When European merchants, navigators and chancers began searching for a northern sea route from the Atlantic to the Pacific, Henry VIII was still a bachelor. The mazy waterways were navigable for a scant three months a year, and as late as 1819 only two white men had seen the north coast of Canada. By the time a wooden ship finally pushed through, an indifferent world was looking elsewhere. But the fabled Northwest Passage has returned to the news pages as a warming climate unlocks its deep channels, allowing access to hydrocarbons below the seabed. Anthony Brandt anchors his robust new history, “The Man Who Ate His Boots,” in that modern context. The editor of narrative anthologies of both polar regions, Brandt concentrates on the first half of the 19th century, a period in which the search for the elusive passage gathered momentum in the slipstream of post-Napoleonic peace.

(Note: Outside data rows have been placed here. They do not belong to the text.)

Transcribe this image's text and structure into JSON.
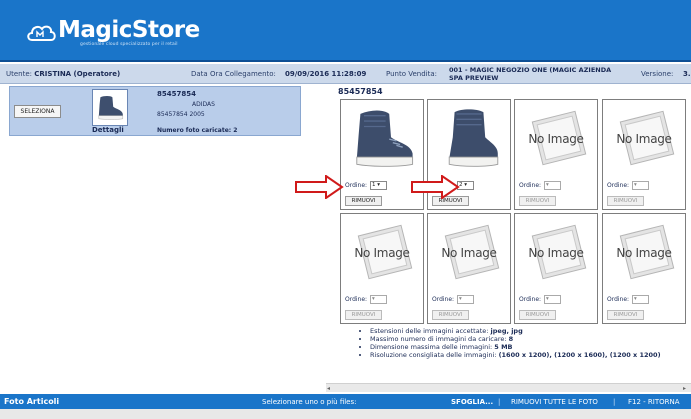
{
  "app": {
    "name": "MagicStore",
    "tagline": "gestionale cloud specializzato per il retail"
  },
  "infobar": {
    "user_label": "Utente:",
    "user_value": "CRISTINA (Operatore)",
    "date_label": "Data Ora Collegamento:",
    "date_value": "09/09/2016 11:28:09",
    "store_label": "Punto Vendita:",
    "store_value_line1": "001 - MAGIC NEGOZIO ONE (MAGIC AZIENDA",
    "store_value_line2": "SPA PREVIEW",
    "version_label": "Versione:",
    "version_value": "3."
  },
  "left_panel": {
    "select_button": "SELEZIONA",
    "details_label": "Dettagli",
    "article_code": "85457854",
    "brand": "ADIDAS",
    "description": "85457854 2005",
    "photos_label": "Numero foto caricate: 2"
  },
  "main": {
    "article_code": "85457854",
    "order_label": "Ordine:",
    "remove_label": "RIMUOVI",
    "no_image_text": "No Image",
    "slots": [
      {
        "order": "1",
        "has_image": true
      },
      {
        "order": "2",
        "has_image": true
      },
      {
        "order": "",
        "has_image": false
      },
      {
        "order": "",
        "has_image": false
      },
      {
        "order": "",
        "has_image": false
      },
      {
        "order": "",
        "has_image": false
      },
      {
        "order": "",
        "has_image": false
      },
      {
        "order": "",
        "has_image": false
      }
    ],
    "notes": {
      "ext_label": "Estensioni delle immagini accettate:",
      "ext_value": "jpeg, jpg",
      "max_label": "Massimo numero di immagini da caricare:",
      "max_value": "8",
      "size_label": "Dimensione massima delle immagini:",
      "size_value": "5 MB",
      "res_label": "Risoluzione consigliata delle immagini:",
      "res_value": "(1600 x 1200), (1200 x 1600), (1200 x 1200)"
    }
  },
  "footer": {
    "title": "Foto Articoli",
    "hint": "Selezionare uno o più files:",
    "browse": "SFOGLIA...",
    "remove_all": "RIMUOVI TUTTE LE FOTO",
    "back": "F12 - RITORNA",
    "separator": "|"
  },
  "colors": {
    "header_blue": "#1a75c9",
    "panel_blue": "#b9cdea",
    "arrow_red": "#d01a1a"
  }
}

Having set the scene with reference to the Far North and its occluded waters in myth and tradition, he works chronologically through the expeditions, analyzing a range of cultural and social influences on the naval panjandrums who dispatched so many little ships to high latitudes. Science, for example, had become increasingly important, especially terrestrial magnetism, the climate change du jour.
more from Sara Wheeler at the NYT here.